_BRIEF_
Copy the records below exactly, leaving out any pictures.

—————

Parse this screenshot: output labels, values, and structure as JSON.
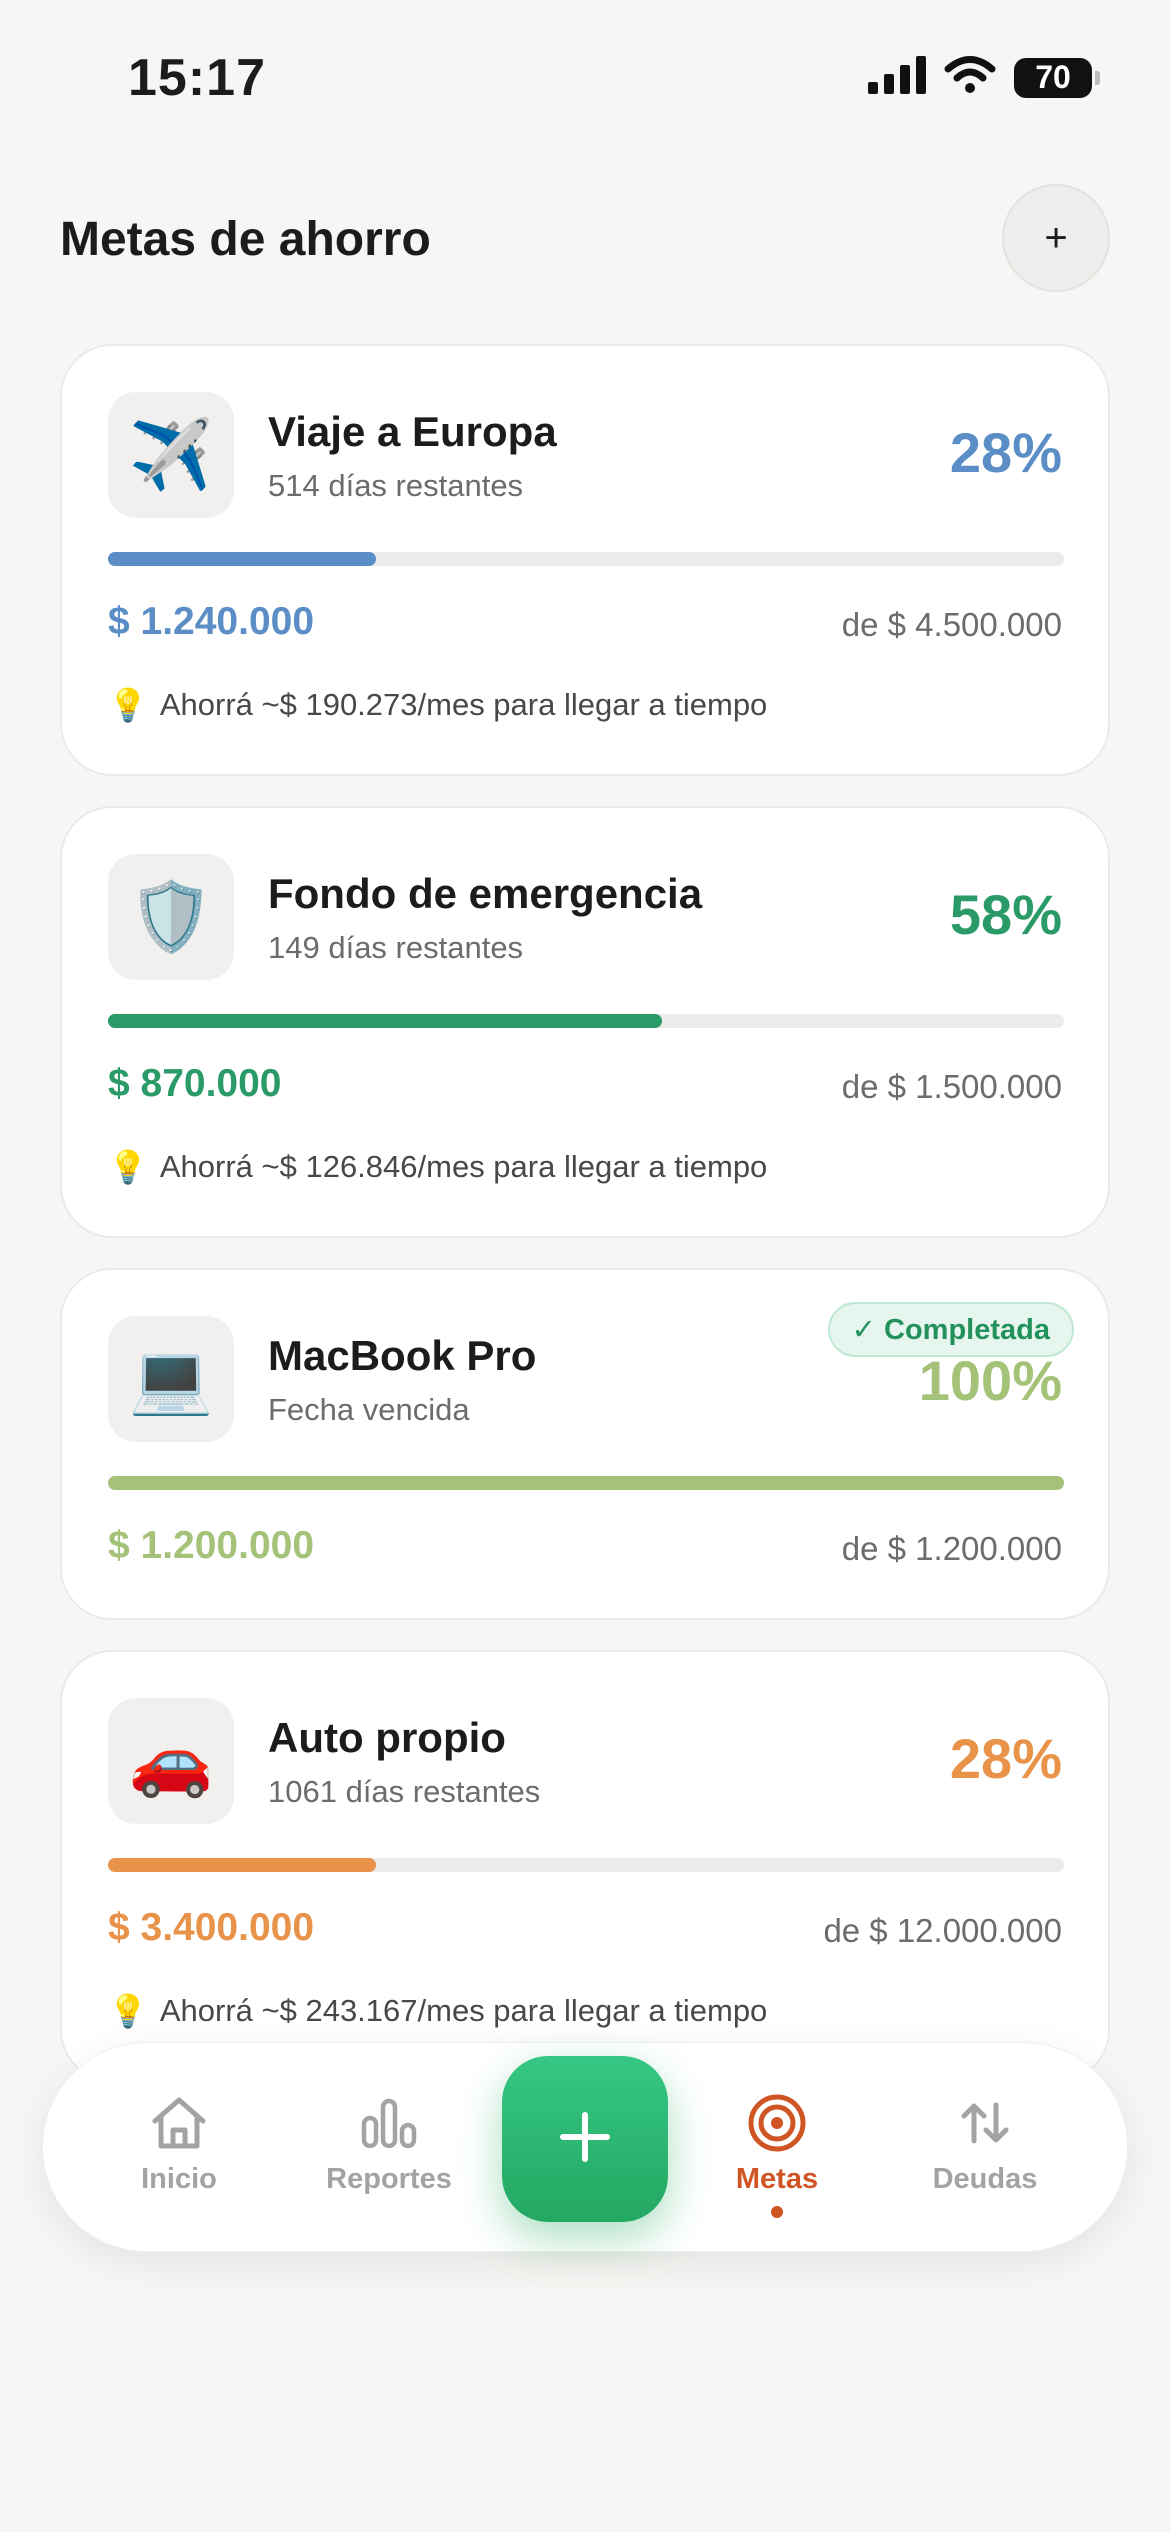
{
  "status_bar": {
    "time": "15:17",
    "battery": "70"
  },
  "header": {
    "title": "Metas de ahorro",
    "add_label": "+"
  },
  "goals": [
    {
      "icon": "✈️",
      "icon_name": "airplane-icon",
      "name": "Viaje a Europa",
      "subtitle": "514 días restantes",
      "percent": "28%",
      "progress": 0.28,
      "saved": "$ 1.240.000",
      "target": "de $ 4.500.000",
      "tip": "Ahorrá ~$ 190.273/mes para llegar a tiempo",
      "color": "#5b8ec7"
    },
    {
      "icon": "🛡️",
      "icon_name": "shield-icon",
      "name": "Fondo de emergencia",
      "subtitle": "149 días restantes",
      "percent": "58%",
      "progress": 0.58,
      "saved": "$ 870.000",
      "target": "de $ 1.500.000",
      "tip": "Ahorrá ~$ 126.846/mes para llegar a tiempo",
      "color": "#2a9a68"
    },
    {
      "icon": "💻",
      "icon_name": "laptop-icon",
      "name": "MacBook Pro",
      "subtitle": "Fecha vencida",
      "percent": "100%",
      "progress": 1.0,
      "saved": "$ 1.200.000",
      "target": "de $ 1.200.000",
      "badge": "✓ Completada",
      "color": "#a5c279"
    },
    {
      "icon": "🚗",
      "icon_name": "car-icon",
      "name": "Auto propio",
      "subtitle": "1061 días restantes",
      "percent": "28%",
      "progress": 0.28,
      "saved": "$ 3.400.000",
      "target": "de $ 12.000.000",
      "tip": "Ahorrá ~$ 243.167/mes para llegar a tiempo",
      "color": "#e8924a"
    }
  ],
  "tab_bar": {
    "items": [
      {
        "label": "Inicio",
        "icon": "home-icon"
      },
      {
        "label": "Reportes",
        "icon": "bar-chart-icon"
      },
      {
        "label": "Metas",
        "icon": "target-icon",
        "active": true
      },
      {
        "label": "Deudas",
        "icon": "transfer-arrows-icon"
      }
    ],
    "fab_icon": "plus-icon",
    "active_color": "#cf5524",
    "fab_color": "#2bb772"
  }
}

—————

_TASK SOLUTION_
Parse this screenshot: output labels, values, and structure as JSON.
{
  "status_bar": {
    "time": "15:17",
    "battery": "70"
  },
  "header": {
    "title": "Metas de ahorro",
    "add_label": "+"
  },
  "goals": [
    {
      "icon": "✈️",
      "icon_name": "airplane-icon",
      "name": "Viaje a Europa",
      "subtitle": "514 días restantes",
      "percent": "28%",
      "progress": 0.28,
      "saved": "$ 1.240.000",
      "target": "de $ 4.500.000",
      "tip": "Ahorrá ~$ 190.273/mes para llegar a tiempo",
      "color": "#5b8ec7"
    },
    {
      "icon": "🛡️",
      "icon_name": "shield-icon",
      "name": "Fondo de emergencia",
      "subtitle": "149 días restantes",
      "percent": "58%",
      "progress": 0.58,
      "saved": "$ 870.000",
      "target": "de $ 1.500.000",
      "tip": "Ahorrá ~$ 126.846/mes para llegar a tiempo",
      "color": "#2a9a68"
    },
    {
      "icon": "💻",
      "icon_name": "laptop-icon",
      "name": "MacBook Pro",
      "subtitle": "Fecha vencida",
      "percent": "100%",
      "progress": 1.0,
      "saved": "$ 1.200.000",
      "target": "de $ 1.200.000",
      "badge": "✓ Completada",
      "color": "#a5c279"
    },
    {
      "icon": "🚗",
      "icon_name": "car-icon",
      "name": "Auto propio",
      "subtitle": "1061 días restantes",
      "percent": "28%",
      "progress": 0.28,
      "saved": "$ 3.400.000",
      "target": "de $ 12.000.000",
      "tip": "Ahorrá ~$ 243.167/mes para llegar a tiempo",
      "color": "#e8924a"
    }
  ],
  "tab_bar": {
    "items": [
      {
        "label": "Inicio",
        "icon": "home-icon"
      },
      {
        "label": "Reportes",
        "icon": "bar-chart-icon"
      },
      {
        "label": "Metas",
        "icon": "target-icon",
        "active": true
      },
      {
        "label": "Deudas",
        "icon": "transfer-arrows-icon"
      }
    ],
    "fab_icon": "plus-icon",
    "active_color": "#cf5524",
    "fab_color": "#2bb772"
  }
}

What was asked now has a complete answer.